COMPASS spins in new directions

The COMPASS experiment is preparing for a new phase in its physics programme: COMPASS-II. Due to start in 2014, COMPASS-II will bring a powerful new look at the building blocks of protons: quarks and gluons.


The COMPASS installation.

It’s an exciting and busy time for COMPASS. As one of the few experiments in the world capable of studying the internal structure of protons with high precision, COMPASS uses secondary beams from the SPS accelerator to study a variety of quark and gluon properties. This includes their distribution within nucleons, their contribution to nucleon spin and the way they form hadrons when pulled out from the nucleon - all properties that may also improve the understanding of proton collisions in the LHC.

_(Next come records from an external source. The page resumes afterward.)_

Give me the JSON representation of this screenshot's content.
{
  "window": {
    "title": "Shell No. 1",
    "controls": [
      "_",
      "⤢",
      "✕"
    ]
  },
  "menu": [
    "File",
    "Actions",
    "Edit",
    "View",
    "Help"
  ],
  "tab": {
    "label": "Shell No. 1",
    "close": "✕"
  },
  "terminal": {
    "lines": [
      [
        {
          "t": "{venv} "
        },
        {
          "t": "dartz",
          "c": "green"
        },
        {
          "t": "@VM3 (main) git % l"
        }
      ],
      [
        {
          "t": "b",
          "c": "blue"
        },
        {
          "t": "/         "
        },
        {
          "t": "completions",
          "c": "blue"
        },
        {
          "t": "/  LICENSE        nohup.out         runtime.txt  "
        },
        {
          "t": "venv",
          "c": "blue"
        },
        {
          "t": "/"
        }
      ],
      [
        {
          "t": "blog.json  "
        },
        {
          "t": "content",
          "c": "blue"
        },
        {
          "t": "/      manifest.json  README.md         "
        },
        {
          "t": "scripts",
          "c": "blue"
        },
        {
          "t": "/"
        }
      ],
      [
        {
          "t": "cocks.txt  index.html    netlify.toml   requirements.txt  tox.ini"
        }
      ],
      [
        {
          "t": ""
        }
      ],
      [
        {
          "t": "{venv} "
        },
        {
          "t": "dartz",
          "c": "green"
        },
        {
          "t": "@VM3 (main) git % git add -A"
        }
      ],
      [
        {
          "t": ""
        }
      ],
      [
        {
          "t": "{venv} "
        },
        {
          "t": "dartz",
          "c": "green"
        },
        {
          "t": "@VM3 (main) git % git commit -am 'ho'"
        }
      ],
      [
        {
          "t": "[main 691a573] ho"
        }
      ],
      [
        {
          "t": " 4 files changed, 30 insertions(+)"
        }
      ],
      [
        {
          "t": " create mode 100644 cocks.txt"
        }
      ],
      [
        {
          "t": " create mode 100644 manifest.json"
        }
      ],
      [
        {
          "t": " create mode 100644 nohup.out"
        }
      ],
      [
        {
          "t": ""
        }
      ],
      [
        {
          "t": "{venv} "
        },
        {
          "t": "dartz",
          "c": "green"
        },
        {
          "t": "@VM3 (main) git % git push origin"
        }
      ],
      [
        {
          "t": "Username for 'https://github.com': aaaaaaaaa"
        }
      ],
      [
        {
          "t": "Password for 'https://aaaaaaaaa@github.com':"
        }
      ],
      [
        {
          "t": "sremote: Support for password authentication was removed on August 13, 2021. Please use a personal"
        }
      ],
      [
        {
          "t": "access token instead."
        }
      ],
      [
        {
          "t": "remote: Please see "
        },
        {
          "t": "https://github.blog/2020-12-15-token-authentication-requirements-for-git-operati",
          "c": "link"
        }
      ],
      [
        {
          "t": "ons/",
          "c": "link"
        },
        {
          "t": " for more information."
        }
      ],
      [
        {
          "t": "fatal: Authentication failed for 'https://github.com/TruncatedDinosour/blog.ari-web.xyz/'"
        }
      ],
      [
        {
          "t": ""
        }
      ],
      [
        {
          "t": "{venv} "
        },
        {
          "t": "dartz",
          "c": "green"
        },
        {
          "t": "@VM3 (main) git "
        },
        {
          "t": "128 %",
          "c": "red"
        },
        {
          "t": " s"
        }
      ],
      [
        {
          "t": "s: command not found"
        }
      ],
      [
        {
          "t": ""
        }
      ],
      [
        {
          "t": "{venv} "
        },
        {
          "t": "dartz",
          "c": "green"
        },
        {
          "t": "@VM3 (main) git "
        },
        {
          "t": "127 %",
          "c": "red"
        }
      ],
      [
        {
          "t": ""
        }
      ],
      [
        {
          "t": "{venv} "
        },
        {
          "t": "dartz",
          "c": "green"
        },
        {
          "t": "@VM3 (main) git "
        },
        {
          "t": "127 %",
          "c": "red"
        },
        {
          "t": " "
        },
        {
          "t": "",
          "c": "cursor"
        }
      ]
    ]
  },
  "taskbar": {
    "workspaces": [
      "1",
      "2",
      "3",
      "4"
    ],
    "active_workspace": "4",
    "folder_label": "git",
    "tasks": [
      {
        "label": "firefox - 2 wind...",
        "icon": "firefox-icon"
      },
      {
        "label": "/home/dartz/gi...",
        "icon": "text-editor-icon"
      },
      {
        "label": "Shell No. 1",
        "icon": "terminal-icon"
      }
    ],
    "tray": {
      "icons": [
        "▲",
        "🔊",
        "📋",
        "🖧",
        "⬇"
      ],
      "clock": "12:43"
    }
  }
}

In 2014, a new chapter will begin for the COMPASS collaboration. “We have two new phases planned for COMPASS-II,” explains Fabienne Kunne, COMPASS co-spokesperson. “The first will begin in 2014, colliding 190 GeV negative pion beams into a polarised target. This will allow us to make the first polarised measurements of the Drell-Yan process.”

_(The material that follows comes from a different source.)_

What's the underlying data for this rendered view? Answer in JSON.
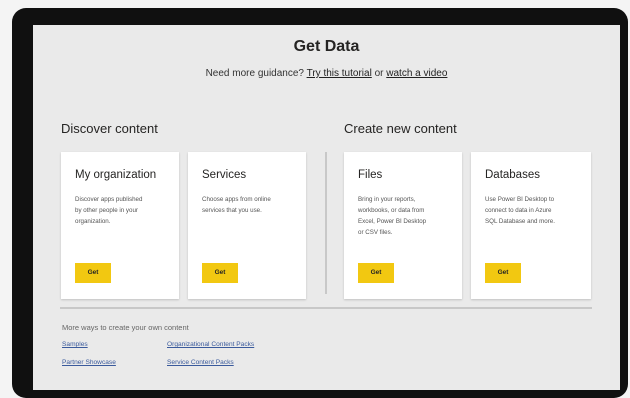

The Drell-Yan process occurs when a quark and an antiquark annihilate at high energies, producing two leptons in the final state. Using measurements of the azimuthal distribution of particles in this process, the COMPASS collaboration will look for differences with previous COMPASS studies in order to test current Standard Model theory. To accomplish these measurements, COMPASS will be moving the polarised target further upstream of the beamline and inserting an absorption medium behind it to track the muon pairs that dominate the collisions.

“The second phase of COMPASS-II will begin in 2015 and will focus on gathering a kind of 3D picture of the nucleon,” says Andrea Bressan, COMPASS co-spokesperson. “By analysing the general distribution of particles inside the nucleon and taking account of their spin and transverse momentum, we hope to gain a new understanding of the internal dynamics of the nucleon. We also hope to gather the first understanding of the quark orbital angular momentum, which has yet to be measured.”

For this study, the collaboration will use 160 GeV muon beams and a new liquid-hydrogen target. This target is currently being constructed by CERN’s Cryogenics Group (TE) and will be installed in September 2012. “We will be conducting a pilot run of this new set-up, gathering preliminary data to ensure the 2015 run goes as smoothly as possible,” concludes Fabienne.

by Katarina Anthony